EXERCISE DIRECTIONS: Where the string "value" occurs in a line of the entries below, copy that line.

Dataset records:

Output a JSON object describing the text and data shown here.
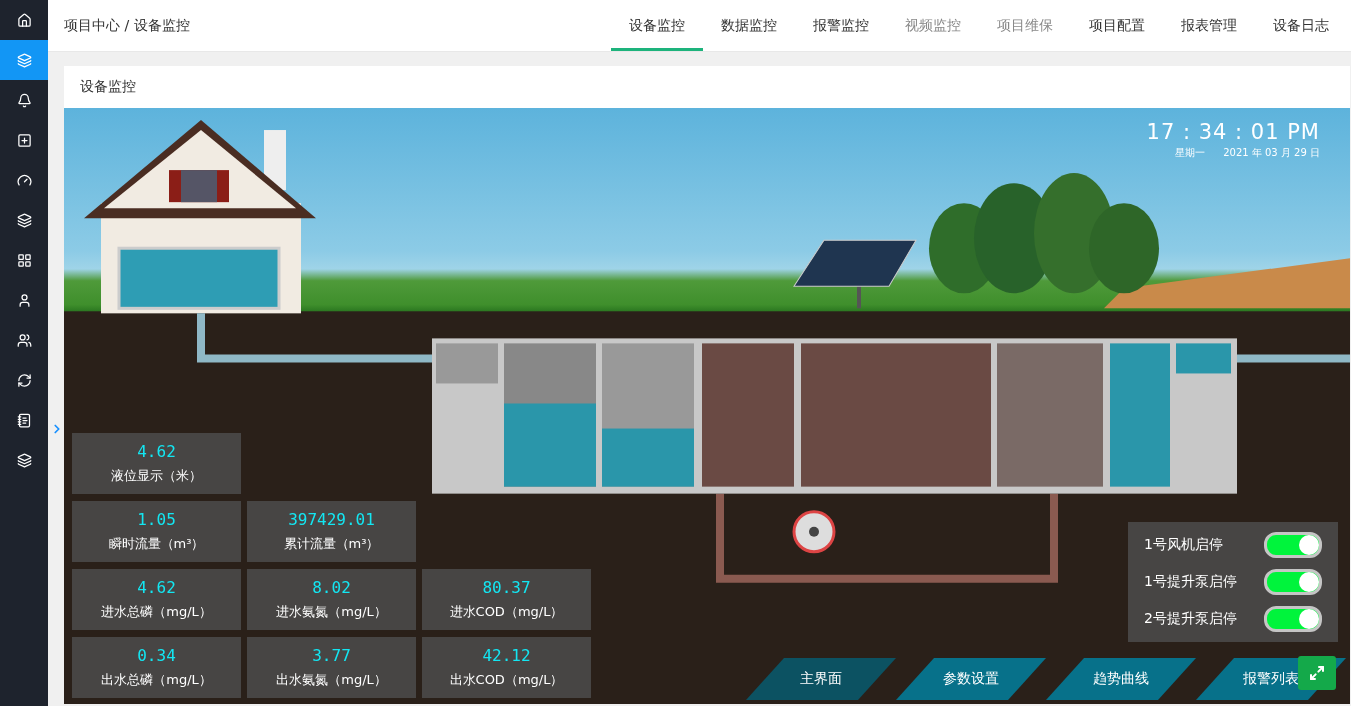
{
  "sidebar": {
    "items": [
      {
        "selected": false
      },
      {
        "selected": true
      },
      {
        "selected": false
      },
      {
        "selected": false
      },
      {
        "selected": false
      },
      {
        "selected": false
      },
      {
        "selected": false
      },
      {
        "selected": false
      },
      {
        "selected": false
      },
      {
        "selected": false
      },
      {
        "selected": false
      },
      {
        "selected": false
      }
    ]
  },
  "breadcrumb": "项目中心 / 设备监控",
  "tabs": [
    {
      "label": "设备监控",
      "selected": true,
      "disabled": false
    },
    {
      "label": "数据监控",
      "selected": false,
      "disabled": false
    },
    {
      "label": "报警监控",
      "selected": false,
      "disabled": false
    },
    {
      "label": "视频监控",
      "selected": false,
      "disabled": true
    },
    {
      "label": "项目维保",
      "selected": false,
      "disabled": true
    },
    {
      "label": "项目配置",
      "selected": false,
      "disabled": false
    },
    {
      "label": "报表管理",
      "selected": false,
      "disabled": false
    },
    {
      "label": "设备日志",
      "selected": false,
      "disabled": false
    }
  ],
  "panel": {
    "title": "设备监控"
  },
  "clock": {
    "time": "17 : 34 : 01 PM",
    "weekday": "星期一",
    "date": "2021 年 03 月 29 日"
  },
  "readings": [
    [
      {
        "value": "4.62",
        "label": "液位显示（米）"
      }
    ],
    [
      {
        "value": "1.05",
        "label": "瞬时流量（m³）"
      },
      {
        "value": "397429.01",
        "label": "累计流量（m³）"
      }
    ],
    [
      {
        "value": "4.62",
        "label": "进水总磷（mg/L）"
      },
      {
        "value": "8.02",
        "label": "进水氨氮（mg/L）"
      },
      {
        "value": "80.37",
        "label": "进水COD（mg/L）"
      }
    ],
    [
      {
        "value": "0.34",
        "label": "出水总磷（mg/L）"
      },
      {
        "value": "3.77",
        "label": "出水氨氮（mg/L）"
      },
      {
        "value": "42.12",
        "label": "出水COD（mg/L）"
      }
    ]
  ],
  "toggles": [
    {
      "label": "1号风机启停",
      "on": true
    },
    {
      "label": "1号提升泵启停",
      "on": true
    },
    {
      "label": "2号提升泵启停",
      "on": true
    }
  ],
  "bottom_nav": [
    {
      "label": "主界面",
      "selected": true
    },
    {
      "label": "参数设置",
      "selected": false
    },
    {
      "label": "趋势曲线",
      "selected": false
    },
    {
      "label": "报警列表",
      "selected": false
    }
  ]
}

OUTPUT OF THE EXERCISE:
        "value": "4.62",
        "value": "1.05",
        "value": "397429.01",
        "value": "4.62",
        "value": "8.02",
        "value": "80.37",
        "value": "0.34",
        "value": "3.77",
        "value": "42.12",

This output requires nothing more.